____ MATERIAL PROVIDED

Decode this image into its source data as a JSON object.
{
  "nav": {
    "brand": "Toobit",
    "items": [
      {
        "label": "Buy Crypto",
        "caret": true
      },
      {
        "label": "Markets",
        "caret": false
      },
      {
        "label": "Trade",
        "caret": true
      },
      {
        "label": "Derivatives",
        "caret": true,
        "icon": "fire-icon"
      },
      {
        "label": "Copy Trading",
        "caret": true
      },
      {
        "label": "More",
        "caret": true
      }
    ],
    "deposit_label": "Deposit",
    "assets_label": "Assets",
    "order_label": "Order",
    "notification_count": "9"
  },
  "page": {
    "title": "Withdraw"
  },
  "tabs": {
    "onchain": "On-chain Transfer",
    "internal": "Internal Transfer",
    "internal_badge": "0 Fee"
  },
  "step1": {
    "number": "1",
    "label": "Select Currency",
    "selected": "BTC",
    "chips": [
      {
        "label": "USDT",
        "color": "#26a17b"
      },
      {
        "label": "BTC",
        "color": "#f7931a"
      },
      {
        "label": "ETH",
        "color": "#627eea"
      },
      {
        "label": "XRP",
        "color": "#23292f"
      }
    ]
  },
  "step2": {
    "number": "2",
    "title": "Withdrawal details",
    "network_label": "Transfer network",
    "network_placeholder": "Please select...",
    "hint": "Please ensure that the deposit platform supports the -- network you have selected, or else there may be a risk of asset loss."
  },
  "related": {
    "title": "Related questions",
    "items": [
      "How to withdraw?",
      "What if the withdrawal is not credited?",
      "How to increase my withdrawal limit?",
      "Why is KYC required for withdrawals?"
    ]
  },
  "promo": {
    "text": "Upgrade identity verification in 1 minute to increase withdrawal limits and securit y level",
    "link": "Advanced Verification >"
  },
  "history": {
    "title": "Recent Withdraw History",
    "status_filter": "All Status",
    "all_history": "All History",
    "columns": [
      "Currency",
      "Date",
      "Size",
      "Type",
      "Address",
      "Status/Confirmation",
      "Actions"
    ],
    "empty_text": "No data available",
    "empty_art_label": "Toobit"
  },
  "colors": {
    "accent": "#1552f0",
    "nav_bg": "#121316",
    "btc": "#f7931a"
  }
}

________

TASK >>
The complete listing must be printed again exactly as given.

COMPLETED TASK >>
Decode this image into its source data as a JSON object.
{
  "nav": {
    "brand": "Toobit",
    "items": [
      {
        "label": "Buy Crypto",
        "caret": true
      },
      {
        "label": "Markets",
        "caret": false
      },
      {
        "label": "Trade",
        "caret": true
      },
      {
        "label": "Derivatives",
        "caret": true,
        "icon": "fire-icon"
      },
      {
        "label": "Copy Trading",
        "caret": true
      },
      {
        "label": "More",
        "caret": true
      }
    ],
    "deposit_label": "Deposit",
    "assets_label": "Assets",
    "order_label": "Order",
    "notification_count": "9"
  },
  "page": {
    "title": "Withdraw"
  },
  "tabs": {
    "onchain": "On-chain Transfer",
    "internal": "Internal Transfer",
    "internal_badge": "0 Fee"
  },
  "step1": {
    "number": "1",
    "label": "Select Currency",
    "selected": "BTC",
    "chips": [
      {
        "label": "USDT",
        "color": "#26a17b"
      },
      {
        "label": "BTC",
        "color": "#f7931a"
      },
      {
        "label": "ETH",
        "color": "#627eea"
      },
      {
        "label": "XRP",
        "color": "#23292f"
      }
    ]
  },
  "step2": {
    "number": "2",
    "title": "Withdrawal details",
    "network_label": "Transfer network",
    "network_placeholder": "Please select...",
    "hint": "Please ensure that the deposit platform supports the -- network you have selected, or else there may be a risk of asset loss."
  },
  "related": {
    "title": "Related questions",
    "items": [
      "How to withdraw?",
      "What if the withdrawal is not credited?",
      "How to increase my withdrawal limit?",
      "Why is KYC required for withdrawals?"
    ]
  },
  "promo": {
    "text": "Upgrade identity verification in 1 minute to increase withdrawal limits and securit y level",
    "link": "Advanced Verification >"
  },
  "history": {
    "title": "Recent Withdraw History",
    "status_filter": "All Status",
    "all_history": "All History",
    "columns": [
      "Currency",
      "Date",
      "Size",
      "Type",
      "Address",
      "Status/Confirmation",
      "Actions"
    ],
    "empty_text": "No data available",
    "empty_art_label": "Toobit"
  },
  "colors": {
    "accent": "#1552f0",
    "nav_bg": "#121316",
    "btc": "#f7931a"
  }
}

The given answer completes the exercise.